You’ve all heard the stories. I won’t bore you. But as a coach, I’m on the front line and am often sadden by the evolution that some aspects of youth sports have undergone lately.
That’s why this story is so great. Youth sports, done right, teaches children many quality lessons. Hard work, being fair, how to lose gracefully, how to get along with others and so much more. It can also teach compassion.
In my email this morning was the normal “Monday Recap” sent out to all youth lacrosse coaches in Northern California. Usually it is a recap of weekend digressions by coaches and players and a call out to coaches to keep it calm, respectful and sportsman. But this morning, it also included a story and it involved an old friend and team mate, John Lagoy.
John (in the red above) coaches the Redding Boys Varsity lacrosse team has had a special needs player who has been practicing but not playing this season due to his limited skills and a concern for his safety because lacrosse can be a dangerous game.
His parents had been informed from the beginning that he could practice but that he could not be guaranteed actual game playing time. In spite of that, he shows for every practice and does his best.
With Yuba City ahead Saturday and destined to win with a little more than two minutes in the game, Coach Lagoy called the officiating crew over to inform them that he wanted to insert this special needs player in the game at attack.
Ryan Stewart, head coach of Yuba City, was informed and let his players know. Coach Lagoy told officials and Yuba coaches that he was hoping the player could get a shot on goal. Terry Miles, referee, let his crew, the table, and coaches know that regardless of the clock the game would not be called until the player scored.
Yuba players did a fantastic acting job in creating an opportunity for the player to get off two shots, the second resulting in the first goal of his career.
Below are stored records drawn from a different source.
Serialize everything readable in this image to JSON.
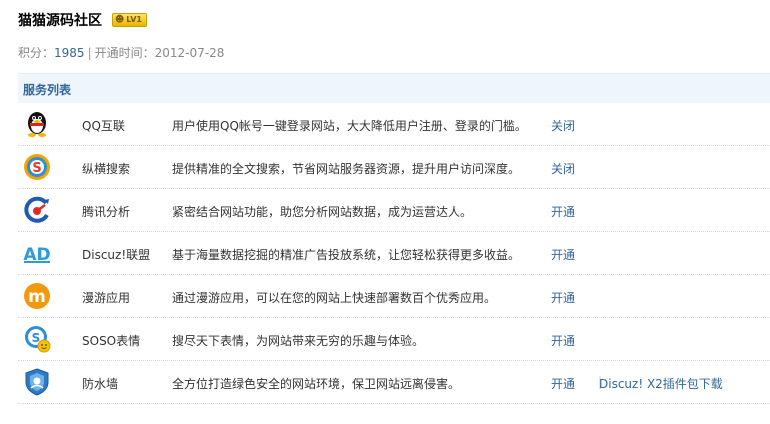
{
  "header": {
    "title": "猫猫源码社区",
    "level_badge": "LV1"
  },
  "meta": {
    "points_label": "积分：",
    "points": "1985",
    "sep": "|",
    "open_time_label": "开通时间：",
    "open_time": "2012-07-28"
  },
  "panel": {
    "title": "服务列表"
  },
  "services": [
    {
      "name": "QQ互联",
      "desc": "用户使用QQ帐号一键登录网站，大大降低用户注册、登录的门槛。",
      "action": "关闭",
      "icon": "qq-penguin-icon"
    },
    {
      "name": "纵横搜索",
      "desc": "提供精准的全文搜索，节省网站服务器资源，提升用户访问深度。",
      "action": "关闭",
      "icon": "soso-search-icon"
    },
    {
      "name": "腾讯分析",
      "desc": "紧密结合网站功能，助您分析网站数据，成为运营达人。",
      "action": "开通",
      "icon": "tencent-analytics-icon"
    },
    {
      "name": "Discuz!联盟",
      "desc": "基于海量数据挖掘的精准广告投放系统，让您轻松获得更多收益。",
      "action": "开通",
      "icon": "ad-union-icon"
    },
    {
      "name": "漫游应用",
      "desc": "通过漫游应用，可以在您的网站上快速部署数百个优秀应用。",
      "action": "开通",
      "icon": "manyou-app-icon"
    },
    {
      "name": "SOSO表情",
      "desc": "搜尽天下表情，为网站带来无穷的乐趣与体验。",
      "action": "开通",
      "icon": "soso-emoticon-icon"
    },
    {
      "name": "防水墙",
      "desc": "全方位打造绿色安全的网站环境，保卫网站远离侵害。",
      "action": "开通",
      "icon": "firewall-shield-icon",
      "sep": "|",
      "extra": "Discuz! X2插件包下载"
    }
  ],
  "colors": {
    "link": "#336699",
    "panel_bg": "#eef6fc"
  }
}
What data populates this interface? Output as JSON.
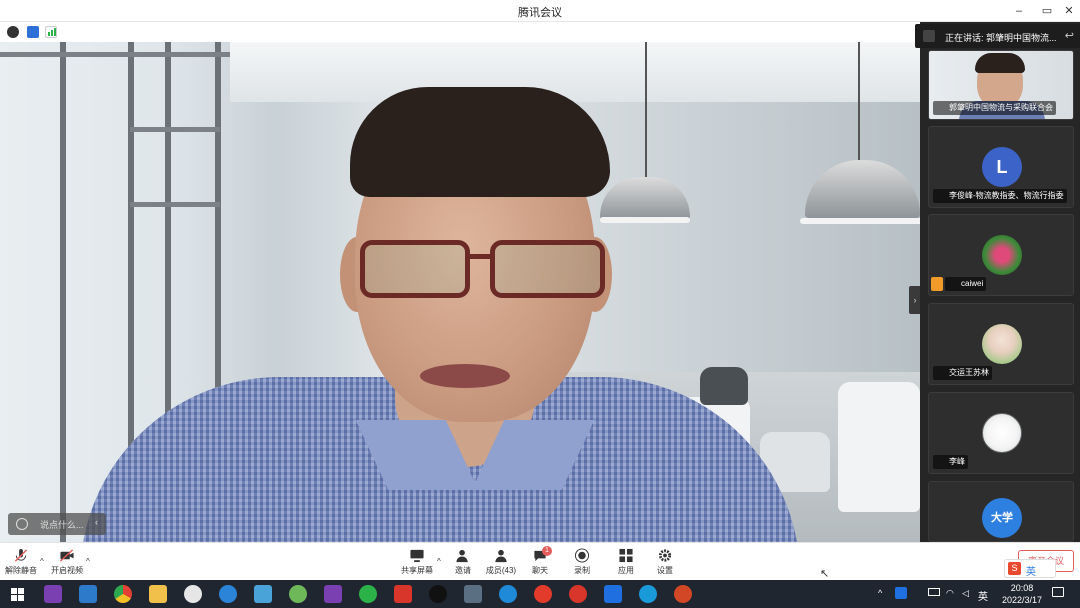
{
  "window": {
    "title": "腾讯会议",
    "controls": {
      "minimize": "–",
      "maximize": "▭",
      "close": "✕"
    }
  },
  "status_icons": [
    "info-icon",
    "shield-icon",
    "signal-icon"
  ],
  "main_video": {
    "chat_placeholder": "说点什么..."
  },
  "speaker_banner": {
    "label": "正在讲话: 郭肇明中国物流..."
  },
  "participants": [
    {
      "name": "郭肇明中国物流与采购联合会",
      "type": "video"
    },
    {
      "name": "李俊峰-物流教指委、物流行指委",
      "type": "letter",
      "letter": "L"
    },
    {
      "name": "caiwei",
      "type": "flower"
    },
    {
      "name": "交运王苏林",
      "type": "portrait"
    },
    {
      "name": "李峰",
      "type": "cartoon"
    },
    {
      "name": "",
      "type": "text-avatar",
      "letter": "大学"
    }
  ],
  "toolbar": {
    "unmute": "解除静音",
    "start_video": "开启视频",
    "share_screen": "共享屏幕",
    "invite": "邀请",
    "members": "成员(43)",
    "chat": "聊天",
    "chat_badge": "1",
    "record": "录制",
    "apps": "应用",
    "settings": "设置",
    "leave": "离开会议"
  },
  "ime": {
    "label": "英"
  },
  "taskbar": {
    "lang": "英",
    "time": "20:08",
    "date": "2022/3/17"
  },
  "colors": {
    "accent_blue": "#3c64c8",
    "danger_red": "#e35b5b",
    "taskbar_bg": "#1f2630"
  }
}
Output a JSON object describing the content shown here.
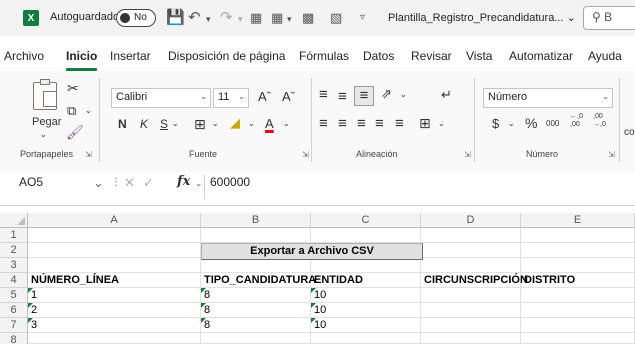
{
  "titlebar": {
    "app_icon": "X",
    "autosave_label": "Autoguardado",
    "autosave_state": "No",
    "file_name": "Plantilla_Registro_Precandidatura...",
    "search_placeholder": "B"
  },
  "menu": {
    "tabs": [
      "Archivo",
      "Inicio",
      "Insertar",
      "Disposición de página",
      "Fórmulas",
      "Datos",
      "Revisar",
      "Vista",
      "Automatizar",
      "Ayuda"
    ],
    "active_tab": "Inicio"
  },
  "ribbon": {
    "portapapeles": {
      "label": "Portapapeles",
      "paste_label": "Pegar"
    },
    "fuente": {
      "label": "Fuente",
      "font_name": "Calibri",
      "font_size": "11",
      "bold": "N",
      "italic": "K",
      "underline": "S",
      "grow": "Aˆ",
      "shrink": "Aˇ",
      "font_color_letter": "A"
    },
    "alineacion": {
      "label": "Alineación"
    },
    "numero": {
      "label": "Número",
      "format": "Número",
      "currency": "$",
      "percent": "%",
      "thousands": "000",
      "inc_decimals": "←,0 ,00",
      "dec_decimals": ",00 →,0"
    },
    "cut_off": "co"
  },
  "formula_bar": {
    "name_box": "AO5",
    "fx": "fx",
    "value": "600000"
  },
  "grid": {
    "columns": [
      "A",
      "B",
      "C",
      "D",
      "E"
    ],
    "rows": [
      "1",
      "2",
      "3",
      "4",
      "5",
      "6",
      "7",
      "8"
    ],
    "button_label": "Exportar a Archivo CSV",
    "headers": {
      "A": "NÚMERO_LÍNEA",
      "B": "TIPO_CANDIDATURA",
      "C": "ENTIDAD",
      "D": "CIRCUNSCRIPCIÓN",
      "E": "DISTRITO"
    },
    "data": [
      {
        "A": "1",
        "B": "8",
        "C": "10"
      },
      {
        "A": "2",
        "B": "8",
        "C": "10"
      },
      {
        "A": "3",
        "B": "8",
        "C": "10"
      }
    ]
  },
  "colors": {
    "accent": "#107c41",
    "header_bg": "#f3f3f3",
    "error_triangle": "#1e7b3c"
  }
}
Both teams erupted with joy! Redding circled their teammate and Yuba City gave him high fives after the goal and following the game. What a moment for everyone involved.
That is the essence of sport. Being fair. Creating joy through effort. A sense of accomplishment. The real winner here is not only the boy with special needs. It was every player who helped, the coaches and refs. They all learned that there are times in life to do the right thing.